▶ **Task instructions**
Select, from the material below, each line with "data" in it.

▶ **Records provided**
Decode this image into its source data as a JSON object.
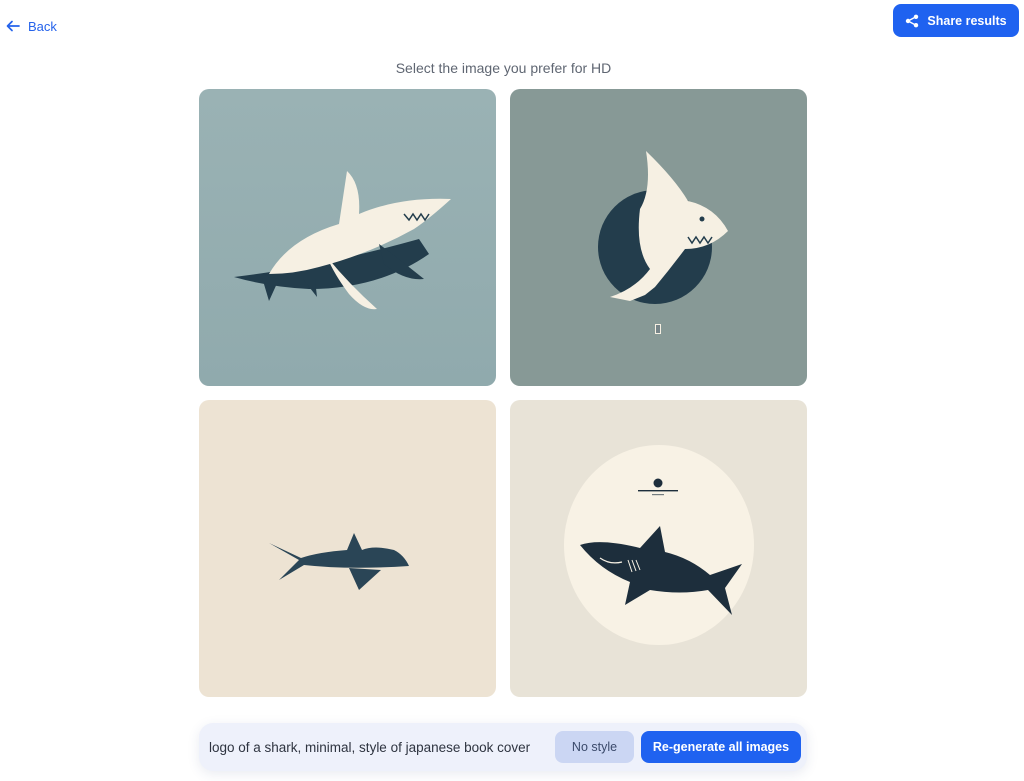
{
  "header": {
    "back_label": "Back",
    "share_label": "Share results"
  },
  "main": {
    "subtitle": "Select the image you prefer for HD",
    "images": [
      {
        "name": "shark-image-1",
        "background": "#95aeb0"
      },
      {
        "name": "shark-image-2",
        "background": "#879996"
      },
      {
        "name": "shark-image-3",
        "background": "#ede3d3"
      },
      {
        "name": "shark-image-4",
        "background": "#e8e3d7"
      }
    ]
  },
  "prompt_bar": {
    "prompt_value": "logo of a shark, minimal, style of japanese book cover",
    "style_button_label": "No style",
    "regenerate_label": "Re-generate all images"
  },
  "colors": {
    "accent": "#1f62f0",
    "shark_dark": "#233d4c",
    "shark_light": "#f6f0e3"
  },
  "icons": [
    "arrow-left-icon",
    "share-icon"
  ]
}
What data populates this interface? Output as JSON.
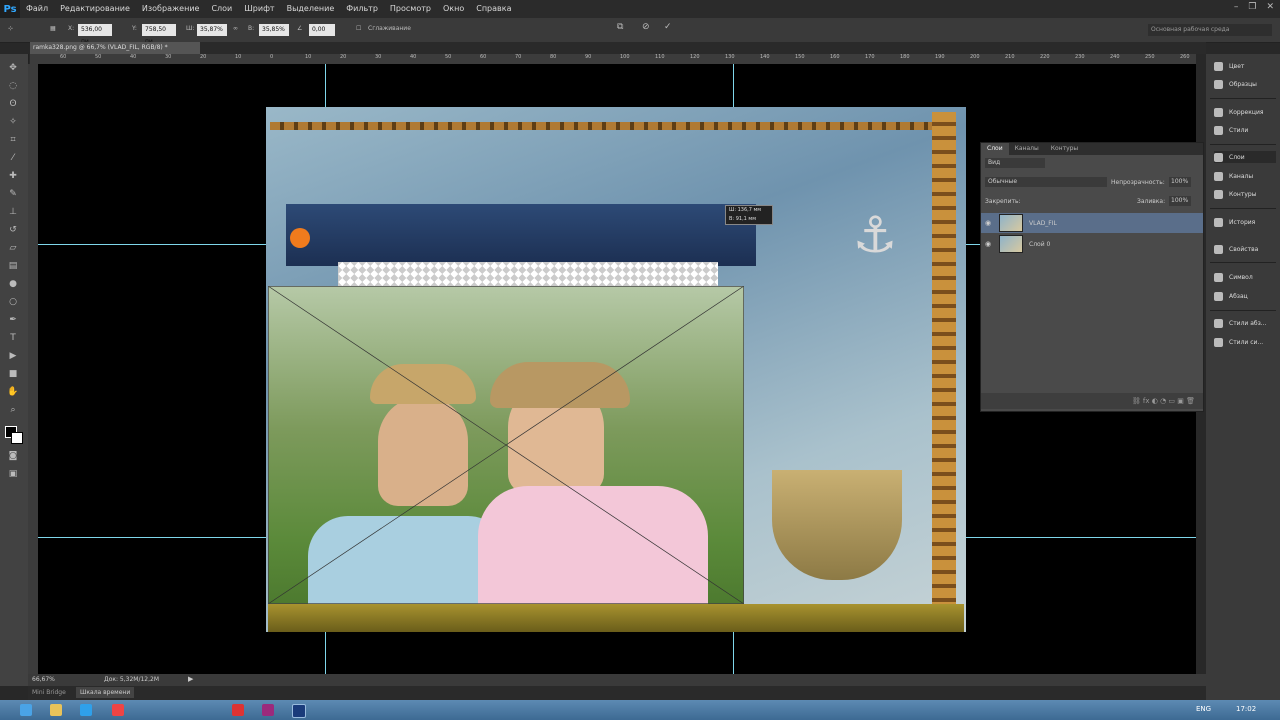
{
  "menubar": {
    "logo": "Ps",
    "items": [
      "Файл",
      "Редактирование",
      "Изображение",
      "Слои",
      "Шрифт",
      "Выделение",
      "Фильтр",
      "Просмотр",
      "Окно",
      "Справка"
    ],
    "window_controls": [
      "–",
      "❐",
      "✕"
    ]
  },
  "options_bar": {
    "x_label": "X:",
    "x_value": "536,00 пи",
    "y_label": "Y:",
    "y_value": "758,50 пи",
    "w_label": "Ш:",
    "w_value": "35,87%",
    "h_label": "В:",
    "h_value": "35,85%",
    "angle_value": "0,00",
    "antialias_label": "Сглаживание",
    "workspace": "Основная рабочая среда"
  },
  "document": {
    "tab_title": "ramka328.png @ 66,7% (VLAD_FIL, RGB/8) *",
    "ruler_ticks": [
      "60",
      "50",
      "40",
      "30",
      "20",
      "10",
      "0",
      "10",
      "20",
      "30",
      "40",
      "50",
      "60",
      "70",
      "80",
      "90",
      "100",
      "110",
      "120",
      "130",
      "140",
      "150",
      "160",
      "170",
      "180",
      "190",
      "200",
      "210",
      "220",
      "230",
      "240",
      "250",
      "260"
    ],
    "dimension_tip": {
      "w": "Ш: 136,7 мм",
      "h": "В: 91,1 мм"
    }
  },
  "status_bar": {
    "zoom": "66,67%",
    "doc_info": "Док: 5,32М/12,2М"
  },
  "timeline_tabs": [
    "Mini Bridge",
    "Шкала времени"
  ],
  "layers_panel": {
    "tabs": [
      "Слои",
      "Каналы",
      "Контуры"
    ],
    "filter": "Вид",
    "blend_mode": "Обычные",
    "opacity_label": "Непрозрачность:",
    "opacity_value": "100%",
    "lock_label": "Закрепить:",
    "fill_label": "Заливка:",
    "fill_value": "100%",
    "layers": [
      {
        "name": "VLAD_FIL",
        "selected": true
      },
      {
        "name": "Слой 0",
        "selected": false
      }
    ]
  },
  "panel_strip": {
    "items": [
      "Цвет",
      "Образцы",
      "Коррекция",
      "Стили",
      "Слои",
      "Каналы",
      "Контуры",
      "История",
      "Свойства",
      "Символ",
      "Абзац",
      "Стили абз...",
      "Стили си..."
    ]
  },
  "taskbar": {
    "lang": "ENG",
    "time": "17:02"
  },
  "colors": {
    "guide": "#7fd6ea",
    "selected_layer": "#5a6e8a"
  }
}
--
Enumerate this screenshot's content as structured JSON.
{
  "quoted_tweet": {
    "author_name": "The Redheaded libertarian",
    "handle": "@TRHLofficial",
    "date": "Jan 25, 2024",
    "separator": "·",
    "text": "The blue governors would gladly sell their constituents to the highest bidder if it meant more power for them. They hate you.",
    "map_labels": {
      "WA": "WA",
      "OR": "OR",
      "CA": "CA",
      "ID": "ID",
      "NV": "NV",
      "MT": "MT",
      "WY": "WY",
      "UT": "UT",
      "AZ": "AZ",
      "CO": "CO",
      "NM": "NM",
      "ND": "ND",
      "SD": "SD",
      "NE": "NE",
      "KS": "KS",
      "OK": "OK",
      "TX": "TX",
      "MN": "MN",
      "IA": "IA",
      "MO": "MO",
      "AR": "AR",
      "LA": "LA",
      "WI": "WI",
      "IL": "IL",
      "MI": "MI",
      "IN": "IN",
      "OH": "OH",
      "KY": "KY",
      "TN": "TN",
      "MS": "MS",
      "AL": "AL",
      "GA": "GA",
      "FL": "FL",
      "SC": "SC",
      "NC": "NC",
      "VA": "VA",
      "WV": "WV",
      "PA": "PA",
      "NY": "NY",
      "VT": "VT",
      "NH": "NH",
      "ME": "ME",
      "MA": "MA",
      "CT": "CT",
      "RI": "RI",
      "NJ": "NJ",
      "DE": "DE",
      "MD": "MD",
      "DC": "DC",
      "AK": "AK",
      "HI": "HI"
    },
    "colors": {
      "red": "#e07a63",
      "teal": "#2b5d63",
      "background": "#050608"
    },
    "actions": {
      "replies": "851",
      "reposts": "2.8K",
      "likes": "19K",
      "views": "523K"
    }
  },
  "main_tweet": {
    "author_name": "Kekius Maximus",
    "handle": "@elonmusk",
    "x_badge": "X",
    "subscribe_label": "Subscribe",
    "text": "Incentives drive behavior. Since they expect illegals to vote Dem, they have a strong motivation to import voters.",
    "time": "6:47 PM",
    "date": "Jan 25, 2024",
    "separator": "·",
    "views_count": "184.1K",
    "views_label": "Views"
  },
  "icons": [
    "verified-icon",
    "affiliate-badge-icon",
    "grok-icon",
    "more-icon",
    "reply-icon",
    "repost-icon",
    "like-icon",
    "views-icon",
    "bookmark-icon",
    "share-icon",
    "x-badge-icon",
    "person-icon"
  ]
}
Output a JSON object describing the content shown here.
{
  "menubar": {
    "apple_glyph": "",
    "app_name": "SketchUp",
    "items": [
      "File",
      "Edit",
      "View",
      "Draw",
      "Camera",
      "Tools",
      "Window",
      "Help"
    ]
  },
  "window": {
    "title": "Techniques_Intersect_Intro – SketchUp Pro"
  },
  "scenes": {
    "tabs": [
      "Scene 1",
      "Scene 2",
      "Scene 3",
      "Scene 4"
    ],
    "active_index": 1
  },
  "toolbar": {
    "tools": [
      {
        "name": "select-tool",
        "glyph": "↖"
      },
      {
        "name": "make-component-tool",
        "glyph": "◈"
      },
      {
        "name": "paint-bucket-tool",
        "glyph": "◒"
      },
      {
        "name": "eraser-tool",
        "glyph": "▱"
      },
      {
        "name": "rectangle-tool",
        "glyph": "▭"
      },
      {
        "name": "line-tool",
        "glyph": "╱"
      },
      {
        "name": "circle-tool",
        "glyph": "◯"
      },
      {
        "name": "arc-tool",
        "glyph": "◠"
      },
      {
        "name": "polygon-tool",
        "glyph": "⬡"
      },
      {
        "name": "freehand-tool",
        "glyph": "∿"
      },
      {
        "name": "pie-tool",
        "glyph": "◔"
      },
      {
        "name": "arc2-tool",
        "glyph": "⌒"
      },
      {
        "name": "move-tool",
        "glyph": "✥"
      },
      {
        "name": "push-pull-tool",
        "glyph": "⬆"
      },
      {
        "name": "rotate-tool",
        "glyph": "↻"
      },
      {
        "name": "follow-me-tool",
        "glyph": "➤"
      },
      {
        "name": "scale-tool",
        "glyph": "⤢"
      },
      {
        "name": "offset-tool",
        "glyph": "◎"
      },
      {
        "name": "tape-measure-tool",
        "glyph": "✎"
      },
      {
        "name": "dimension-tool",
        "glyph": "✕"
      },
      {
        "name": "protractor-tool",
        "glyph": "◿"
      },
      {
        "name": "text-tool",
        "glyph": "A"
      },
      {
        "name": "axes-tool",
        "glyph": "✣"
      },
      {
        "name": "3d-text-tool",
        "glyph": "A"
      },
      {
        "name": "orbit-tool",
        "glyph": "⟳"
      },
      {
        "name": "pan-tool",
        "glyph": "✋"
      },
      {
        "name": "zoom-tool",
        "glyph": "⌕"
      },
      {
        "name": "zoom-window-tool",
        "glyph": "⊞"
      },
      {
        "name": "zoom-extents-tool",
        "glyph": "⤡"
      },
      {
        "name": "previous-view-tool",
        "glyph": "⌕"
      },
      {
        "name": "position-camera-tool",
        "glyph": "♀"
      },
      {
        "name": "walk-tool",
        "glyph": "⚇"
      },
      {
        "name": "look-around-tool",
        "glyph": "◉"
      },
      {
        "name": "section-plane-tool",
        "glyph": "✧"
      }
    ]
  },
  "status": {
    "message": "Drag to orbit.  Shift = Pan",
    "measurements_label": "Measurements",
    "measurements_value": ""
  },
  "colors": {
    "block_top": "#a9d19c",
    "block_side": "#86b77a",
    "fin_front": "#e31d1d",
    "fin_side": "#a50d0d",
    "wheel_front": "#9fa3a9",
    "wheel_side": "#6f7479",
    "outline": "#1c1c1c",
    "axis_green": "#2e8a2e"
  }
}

▶ **Task result**
Decode this image into its source data as a JSON object.
What data populates this interface? Output as JSON.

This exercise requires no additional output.